Meet Martin Sams, AIA, LEED BD+C who has been with Synthesis for a little over a year. Martin earned his Bachelor of Science degree from Ball State University and his Master of Architecture from Lawrence Technological University. He brings 10 years of experience creating engaging and well-designed spaces as well as an extensive background in the BIM project delivery method. He is continually looking for ways to incorporate and leverage new technologies into the design process.
What is the most rewarding part about being an architect and why?
I have always found myself interested in many topics and love learning new things. Architecture is a perfect fit for someone whose mind is always racing and jumping from topic to topic because it demands a very wide breadth of knowledge. Architecture is an amalgamation of art, engineering, science, psychology, philosophy, construction, planning, graphic design, history, and the list goes on and on and is ever changing. It is this dynamic and evolving energy that keeps me going and what I love about this profession. There is always something new and something to learn every day on every project.
What do you enjoy doing on your free time?
In my free time I enjoy getting to be a kid again while raising my 3-year-old daughter, spending time with my wife, brewing beer, and running.
What is the best professional advice you’ve ever received?
It is not something that someone specifically said to me but is a quote from the Greek statesman, Pericles: “What you leave behind is not what is engraved in monuments of stone, but what is woven into the lives of others.” This quote always reminds me that architecture should never be about the building itself, but rather should be about the experiences people have while engaged in the built environment.
What have you gained from working at Synthesis?

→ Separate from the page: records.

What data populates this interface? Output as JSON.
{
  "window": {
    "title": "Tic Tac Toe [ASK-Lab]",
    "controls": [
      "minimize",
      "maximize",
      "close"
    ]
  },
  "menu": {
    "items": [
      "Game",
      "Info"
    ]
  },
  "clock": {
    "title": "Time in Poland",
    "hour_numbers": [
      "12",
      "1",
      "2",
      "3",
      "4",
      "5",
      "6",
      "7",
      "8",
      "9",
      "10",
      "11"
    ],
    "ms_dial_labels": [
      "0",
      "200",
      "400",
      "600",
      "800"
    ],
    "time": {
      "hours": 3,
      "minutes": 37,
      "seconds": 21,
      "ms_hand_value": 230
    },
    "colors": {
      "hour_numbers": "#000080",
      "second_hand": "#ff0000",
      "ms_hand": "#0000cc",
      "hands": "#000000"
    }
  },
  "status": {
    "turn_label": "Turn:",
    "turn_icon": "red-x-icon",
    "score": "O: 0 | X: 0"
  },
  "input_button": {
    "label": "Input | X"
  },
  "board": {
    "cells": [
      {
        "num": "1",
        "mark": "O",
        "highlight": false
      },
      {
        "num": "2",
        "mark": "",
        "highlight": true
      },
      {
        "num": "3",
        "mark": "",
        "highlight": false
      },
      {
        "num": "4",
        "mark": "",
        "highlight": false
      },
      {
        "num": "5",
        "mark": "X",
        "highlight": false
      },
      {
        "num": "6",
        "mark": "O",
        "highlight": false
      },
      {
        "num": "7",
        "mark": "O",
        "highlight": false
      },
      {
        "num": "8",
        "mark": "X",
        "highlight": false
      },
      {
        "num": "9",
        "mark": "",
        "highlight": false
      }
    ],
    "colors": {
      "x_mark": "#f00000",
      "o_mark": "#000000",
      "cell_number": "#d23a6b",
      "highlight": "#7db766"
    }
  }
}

Not to be too on the nose, but the definition of “Synthesis” is “the combination of ideas to form a system” and I have found that to be the case. This office is a great combination of ideas and personalities that all come together to make a system that is much stronger together than any individual part would be alone. The energy that others at Synthesis bring to the office is contagious and never ceases to inspire me to do great work.
How do you define success?
For me success in our profession is when the end users of our projects enjoy and gain value from the environments we create. It’s walking into a classroom after a new school opens and seeing students learn in a day-lit classroom and having the acoustics working for the teacher and not against them. Or seeing families spending time together while using the facilities that we created at a State Park. These are the moments when I truly feel that I have succeeded as an Architect.